TRY IT —
All of the data is to be set down again without alteration.
= Beginning of Section =
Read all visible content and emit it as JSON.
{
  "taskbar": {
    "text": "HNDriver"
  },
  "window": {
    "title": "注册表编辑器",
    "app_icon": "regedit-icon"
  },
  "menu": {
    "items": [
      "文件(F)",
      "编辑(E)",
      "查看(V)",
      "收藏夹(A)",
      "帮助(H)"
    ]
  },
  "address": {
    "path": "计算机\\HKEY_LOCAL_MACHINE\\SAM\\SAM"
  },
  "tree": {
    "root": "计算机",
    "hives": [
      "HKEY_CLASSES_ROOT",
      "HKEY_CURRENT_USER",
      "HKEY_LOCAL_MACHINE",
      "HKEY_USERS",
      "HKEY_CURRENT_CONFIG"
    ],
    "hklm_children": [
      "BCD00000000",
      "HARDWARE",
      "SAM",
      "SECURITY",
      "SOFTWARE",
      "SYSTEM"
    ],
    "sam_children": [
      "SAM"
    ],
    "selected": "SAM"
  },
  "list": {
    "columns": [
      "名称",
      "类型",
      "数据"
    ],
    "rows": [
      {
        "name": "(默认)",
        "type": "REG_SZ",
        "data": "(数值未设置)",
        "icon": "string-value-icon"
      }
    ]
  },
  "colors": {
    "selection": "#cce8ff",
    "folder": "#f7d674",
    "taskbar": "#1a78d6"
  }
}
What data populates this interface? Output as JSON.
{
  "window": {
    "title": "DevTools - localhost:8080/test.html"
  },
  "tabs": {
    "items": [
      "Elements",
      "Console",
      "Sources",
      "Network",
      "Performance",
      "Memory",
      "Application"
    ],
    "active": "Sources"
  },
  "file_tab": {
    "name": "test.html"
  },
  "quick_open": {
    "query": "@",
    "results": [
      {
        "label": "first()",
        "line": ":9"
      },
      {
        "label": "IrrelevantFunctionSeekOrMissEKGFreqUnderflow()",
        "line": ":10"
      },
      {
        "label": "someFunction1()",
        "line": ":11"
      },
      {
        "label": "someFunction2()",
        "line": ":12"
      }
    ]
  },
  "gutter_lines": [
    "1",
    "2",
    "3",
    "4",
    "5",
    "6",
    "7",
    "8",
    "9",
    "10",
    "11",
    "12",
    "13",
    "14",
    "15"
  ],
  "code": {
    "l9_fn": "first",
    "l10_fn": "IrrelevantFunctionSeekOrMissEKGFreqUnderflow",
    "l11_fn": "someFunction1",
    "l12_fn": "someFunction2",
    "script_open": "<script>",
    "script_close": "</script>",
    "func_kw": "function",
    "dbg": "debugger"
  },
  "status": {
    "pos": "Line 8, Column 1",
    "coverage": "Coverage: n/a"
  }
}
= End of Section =
TASK ANSWER —
Read all visible content and emit it as JSON.
{
  "taskbar": {
    "text": "HNDriver"
  },
  "window": {
    "title": "注册表编辑器",
    "app_icon": "regedit-icon"
  },
  "menu": {
    "items": [
      "文件(F)",
      "编辑(E)",
      "查看(V)",
      "收藏夹(A)",
      "帮助(H)"
    ]
  },
  "address": {
    "path": "计算机\\HKEY_LOCAL_MACHINE\\SAM\\SAM"
  },
  "tree": {
    "root": "计算机",
    "hives": [
      "HKEY_CLASSES_ROOT",
      "HKEY_CURRENT_USER",
      "HKEY_LOCAL_MACHINE",
      "HKEY_USERS",
      "HKEY_CURRENT_CONFIG"
    ],
    "hklm_children": [
      "BCD00000000",
      "HARDWARE",
      "SAM",
      "SECURITY",
      "SOFTWARE",
      "SYSTEM"
    ],
    "sam_children": [
      "SAM"
    ],
    "selected": "SAM"
  },
  "list": {
    "columns": [
      "名称",
      "类型",
      "数据"
    ],
    "rows": [
      {
        "name": "(默认)",
        "type": "REG_SZ",
        "data": "(数值未设置)",
        "icon": "string-value-icon"
      }
    ]
  },
  "colors": {
    "selection": "#cce8ff",
    "folder": "#f7d674",
    "taskbar": "#1a78d6"
  }
}
What data populates this interface? Output as JSON.
{
  "window": {
    "title": "DevTools - localhost:8080/test.html"
  },
  "tabs": {
    "items": [
      "Elements",
      "Console",
      "Sources",
      "Network",
      "Performance",
      "Memory",
      "Application"
    ],
    "active": "Sources"
  },
  "file_tab": {
    "name": "test.html"
  },
  "quick_open": {
    "query": "@",
    "results": [
      {
        "label": "first()",
        "line": ":9"
      },
      {
        "label": "IrrelevantFunctionSeekOrMissEKGFreqUnderflow()",
        "line": ":10"
      },
      {
        "label": "someFunction1()",
        "line": ":11"
      },
      {
        "label": "someFunction2()",
        "line": ":12"
      }
    ]
  },
  "gutter_lines": [
    "1",
    "2",
    "3",
    "4",
    "5",
    "6",
    "7",
    "8",
    "9",
    "10",
    "11",
    "12",
    "13",
    "14",
    "15"
  ],
  "code": {
    "l9_fn": "first",
    "l10_fn": "IrrelevantFunctionSeekOrMissEKGFreqUnderflow",
    "l11_fn": "someFunction1",
    "l12_fn": "someFunction2",
    "script_open": "<script>",
    "script_close": "</script>",
    "func_kw": "function",
    "dbg": "debugger"
  },
  "status": {
    "pos": "Line 8, Column 1",
    "coverage": "Coverage: n/a"
  }
}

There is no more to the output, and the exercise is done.